In a day and age where computers can generate the majority of what we see on the silver screen, I am extremely thankful for those directors who choose practical special effects over CG. No matter how good the CG is, I can usually tell what’s real and what’s not (pretty much the sole exception to this is Neill Blomkamp’s work…his CG is amazingly realistic). My preference for real-world effects is one of the reasons I love 80’s horror so much. Obviously, CG was not prominent back then, and extremely expensive; thus, it was used in only a handful of films. Filmmakers had to get quite ingenious at times to accomplish the shots they wanted in their movies.

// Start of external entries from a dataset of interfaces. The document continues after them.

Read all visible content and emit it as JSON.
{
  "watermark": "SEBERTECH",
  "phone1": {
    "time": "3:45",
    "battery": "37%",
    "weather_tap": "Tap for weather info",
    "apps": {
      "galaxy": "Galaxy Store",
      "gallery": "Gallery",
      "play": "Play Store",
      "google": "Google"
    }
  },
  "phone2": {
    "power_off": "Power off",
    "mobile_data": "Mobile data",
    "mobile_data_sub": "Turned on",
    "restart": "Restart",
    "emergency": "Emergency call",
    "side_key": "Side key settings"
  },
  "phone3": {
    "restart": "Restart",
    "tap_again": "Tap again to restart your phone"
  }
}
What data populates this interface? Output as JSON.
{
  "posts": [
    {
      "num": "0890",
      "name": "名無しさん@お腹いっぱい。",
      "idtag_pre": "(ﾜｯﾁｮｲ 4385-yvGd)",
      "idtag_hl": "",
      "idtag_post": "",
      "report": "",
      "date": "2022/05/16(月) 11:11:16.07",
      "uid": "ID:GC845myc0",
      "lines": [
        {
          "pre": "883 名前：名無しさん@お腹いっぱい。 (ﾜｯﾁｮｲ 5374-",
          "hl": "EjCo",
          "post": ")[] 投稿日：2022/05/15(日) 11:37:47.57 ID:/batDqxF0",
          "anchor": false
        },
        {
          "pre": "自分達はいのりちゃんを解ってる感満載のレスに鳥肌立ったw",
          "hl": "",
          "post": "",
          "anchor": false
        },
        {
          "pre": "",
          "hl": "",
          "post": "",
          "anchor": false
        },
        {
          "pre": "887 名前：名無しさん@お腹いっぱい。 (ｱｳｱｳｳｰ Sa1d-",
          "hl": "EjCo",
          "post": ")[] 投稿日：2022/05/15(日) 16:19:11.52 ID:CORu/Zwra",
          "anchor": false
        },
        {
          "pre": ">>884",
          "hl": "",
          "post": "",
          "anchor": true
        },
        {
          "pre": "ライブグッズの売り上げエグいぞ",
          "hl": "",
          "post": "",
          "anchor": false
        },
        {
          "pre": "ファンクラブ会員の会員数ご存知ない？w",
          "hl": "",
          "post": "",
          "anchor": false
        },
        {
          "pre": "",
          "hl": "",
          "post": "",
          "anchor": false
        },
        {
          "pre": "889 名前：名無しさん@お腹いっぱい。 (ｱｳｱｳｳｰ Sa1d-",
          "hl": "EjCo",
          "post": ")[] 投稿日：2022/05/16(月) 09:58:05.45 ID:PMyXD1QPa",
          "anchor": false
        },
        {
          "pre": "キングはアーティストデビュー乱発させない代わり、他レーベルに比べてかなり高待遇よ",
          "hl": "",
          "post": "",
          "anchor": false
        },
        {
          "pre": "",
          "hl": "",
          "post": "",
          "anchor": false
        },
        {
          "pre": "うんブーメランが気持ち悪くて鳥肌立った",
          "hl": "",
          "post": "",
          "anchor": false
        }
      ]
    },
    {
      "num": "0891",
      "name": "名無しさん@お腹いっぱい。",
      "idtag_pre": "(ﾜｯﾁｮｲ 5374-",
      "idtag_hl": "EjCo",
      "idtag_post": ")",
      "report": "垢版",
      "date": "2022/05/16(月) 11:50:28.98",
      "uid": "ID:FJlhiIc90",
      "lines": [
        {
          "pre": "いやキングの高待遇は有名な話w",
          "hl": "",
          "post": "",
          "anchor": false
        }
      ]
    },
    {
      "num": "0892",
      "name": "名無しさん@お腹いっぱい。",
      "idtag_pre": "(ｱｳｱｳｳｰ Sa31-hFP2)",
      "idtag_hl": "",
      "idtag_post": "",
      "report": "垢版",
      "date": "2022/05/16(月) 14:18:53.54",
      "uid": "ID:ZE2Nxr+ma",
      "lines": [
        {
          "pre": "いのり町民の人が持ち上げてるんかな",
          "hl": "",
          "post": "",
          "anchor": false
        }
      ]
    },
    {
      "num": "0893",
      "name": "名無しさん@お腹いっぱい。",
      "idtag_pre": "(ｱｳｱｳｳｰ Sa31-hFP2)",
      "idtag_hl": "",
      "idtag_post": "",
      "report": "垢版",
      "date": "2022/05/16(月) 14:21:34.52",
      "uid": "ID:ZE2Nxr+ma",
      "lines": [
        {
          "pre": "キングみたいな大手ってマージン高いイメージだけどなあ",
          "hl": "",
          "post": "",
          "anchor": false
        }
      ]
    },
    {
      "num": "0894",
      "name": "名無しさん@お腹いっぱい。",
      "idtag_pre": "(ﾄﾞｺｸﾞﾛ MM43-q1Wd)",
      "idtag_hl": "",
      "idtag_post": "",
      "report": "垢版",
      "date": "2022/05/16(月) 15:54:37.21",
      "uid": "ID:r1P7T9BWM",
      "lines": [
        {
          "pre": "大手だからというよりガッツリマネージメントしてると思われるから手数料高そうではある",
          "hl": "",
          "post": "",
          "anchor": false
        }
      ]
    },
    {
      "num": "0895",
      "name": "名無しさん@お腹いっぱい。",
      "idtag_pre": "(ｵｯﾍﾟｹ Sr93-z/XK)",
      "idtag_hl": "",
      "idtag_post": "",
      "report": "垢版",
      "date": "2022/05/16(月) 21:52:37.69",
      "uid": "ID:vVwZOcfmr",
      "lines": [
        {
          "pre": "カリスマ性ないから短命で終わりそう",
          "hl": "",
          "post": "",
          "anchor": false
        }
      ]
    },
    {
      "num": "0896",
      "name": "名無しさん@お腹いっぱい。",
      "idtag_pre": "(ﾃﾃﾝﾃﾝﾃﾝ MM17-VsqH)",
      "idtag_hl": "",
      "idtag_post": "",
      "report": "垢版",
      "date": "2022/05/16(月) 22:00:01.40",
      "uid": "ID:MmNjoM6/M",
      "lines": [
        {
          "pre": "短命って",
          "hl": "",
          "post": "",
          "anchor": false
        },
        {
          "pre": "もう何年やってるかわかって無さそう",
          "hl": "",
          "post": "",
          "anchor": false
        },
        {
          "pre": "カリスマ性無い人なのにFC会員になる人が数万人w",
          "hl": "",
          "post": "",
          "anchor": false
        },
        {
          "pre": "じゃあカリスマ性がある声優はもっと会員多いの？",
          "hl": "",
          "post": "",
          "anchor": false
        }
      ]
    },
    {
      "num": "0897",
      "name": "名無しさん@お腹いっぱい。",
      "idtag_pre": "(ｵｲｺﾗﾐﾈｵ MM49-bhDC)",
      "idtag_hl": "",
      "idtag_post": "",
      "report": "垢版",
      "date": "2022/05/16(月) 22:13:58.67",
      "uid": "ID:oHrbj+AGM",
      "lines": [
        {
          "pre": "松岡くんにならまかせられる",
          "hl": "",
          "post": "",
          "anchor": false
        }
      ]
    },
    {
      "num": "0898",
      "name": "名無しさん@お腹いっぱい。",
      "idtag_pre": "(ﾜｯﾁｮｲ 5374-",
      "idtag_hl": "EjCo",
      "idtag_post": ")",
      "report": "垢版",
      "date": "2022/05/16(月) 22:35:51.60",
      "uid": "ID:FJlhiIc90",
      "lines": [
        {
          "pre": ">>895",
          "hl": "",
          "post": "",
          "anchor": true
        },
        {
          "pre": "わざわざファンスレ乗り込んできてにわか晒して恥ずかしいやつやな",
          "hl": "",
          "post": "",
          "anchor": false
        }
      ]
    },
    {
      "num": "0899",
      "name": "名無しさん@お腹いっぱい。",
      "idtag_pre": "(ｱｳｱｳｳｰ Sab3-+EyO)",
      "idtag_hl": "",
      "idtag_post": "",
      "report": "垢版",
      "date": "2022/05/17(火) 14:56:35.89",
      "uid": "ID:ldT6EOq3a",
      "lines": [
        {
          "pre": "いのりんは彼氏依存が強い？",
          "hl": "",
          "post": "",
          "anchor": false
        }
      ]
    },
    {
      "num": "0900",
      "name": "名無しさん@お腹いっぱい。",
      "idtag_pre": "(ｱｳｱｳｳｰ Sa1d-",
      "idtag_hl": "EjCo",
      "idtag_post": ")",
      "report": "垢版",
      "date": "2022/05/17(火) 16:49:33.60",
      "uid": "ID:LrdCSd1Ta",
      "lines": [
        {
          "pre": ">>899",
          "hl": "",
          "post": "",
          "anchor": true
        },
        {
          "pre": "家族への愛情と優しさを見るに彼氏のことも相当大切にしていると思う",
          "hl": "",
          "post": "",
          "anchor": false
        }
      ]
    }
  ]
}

WILD BEASTS is an Italian horror flick that fits this bill. The film deals with nature gone amuck, thanks to drugs polluting the zoo’s water supply. It boasts all practical effects, and I have to confess it contains some of the most chilling animal attacks I’ve ever seen. Granted, the dialogue is kinda hokey, and some of the situations seem a tad ridiculous (a cheetah tries to run down a woman who is speeding away in her car)…but if you can look past that, you’re in for a real treat.
If you are not familiar with WILD BEASTS, here is the plot synopsis courtesy of Severin Films & CAV Distributing:
For his final work, Godfather Of Mondo Franco E. Prosperi took on the Nature Strikes Back genre and delivered perhaps the most shocking movie of his controversial career: When PCP gets into the water supply of a city zoo, the drug-crazed beasts including tigers, lions, cheetahs, hyenas and elephants, as well as seeing eye dogs and sewer rats go berserk and rampage through the streets of Rome. What follows is a terrifying mix of actual animal attacks (supervised by professional circus trainers) and over-the-top 80s Italian gore that remains the greatest eco-revenge shocker in EuroCult history. Lorraine De Selle (CANNIBAL FEROX, HOUSE AT THE EDGE OF THE PARK) and Ugo Bologna (NIGHTMARE CITY) star in this disturbing urban bloodbath, now digitally remastered for the first time ever and bursting with all-new Special Features!
Despite its small flaws, this film kept me captivated from start to finish. From the first animal attack on, I was hooked. I can see why this has been an underground cult favorite for so long.
WILD BEASTS is shot well and looks great onscreen, thanks to the HD transfer. The Blu-ray picture is crisp and clear, and I can’t recall a single grainy scene. Likewise, the sound is impressive. My surround sound made good use of the ambient noises, offering an immersive viewing experience all the way around.
The acting is about what you’d expect from Italian horror from those days: it’s not terrible, but it’s nothing to write home about either. This is probably due in part to the lackluster writing (as mentioned, the dialogue is clunky and hokey in places), but it is easily forgivable. I enjoyed watching the cast get eaten as a result.
And speaking of carnage, there’s plenty of it in WILD BEASTS. The animal attacks are gruesome and very realistic, as is the gore. When these animals take a person down, it’s for good. They waste no time in ripping out throats and mauling their victims in a frenzy of crimson. One particular scene that really made me squirm involves a couple making out in a car. They are lost in each other and do not notice the massive horde of rats that are sneaking up on them. They realize what is happening as the rodents attack, but it is too late; the couple is basically eaten alive, one small bite at a time. This scene is horrific and gruesome, a fitting dose of gore for a film like this.
WILD BEASTS is a win for me, and I definitely recommend giving it a look. The film is chocked full of intensity and all-out craziness, but it is a hell of a ride. In addition to a great-looking movie, the Blu-ray also contains some great special features, including:
• Altered Beasts: Interview With Director Franco E. Prosperi
• Wild Tony: Interview With Actor Tony Di Leo
• Cut After Cut: Interview With Editor & Mondo Filmmaker Mario Morra
• The Circus is in Town: Interview With Animal Wrangler Roberto Tibeti’s son, Carlo Tiberti
• House Of Wild Beasts: A Visit To The Home Of Franco E. Prosperi
• International Trailer
WILD BEASTS is available now.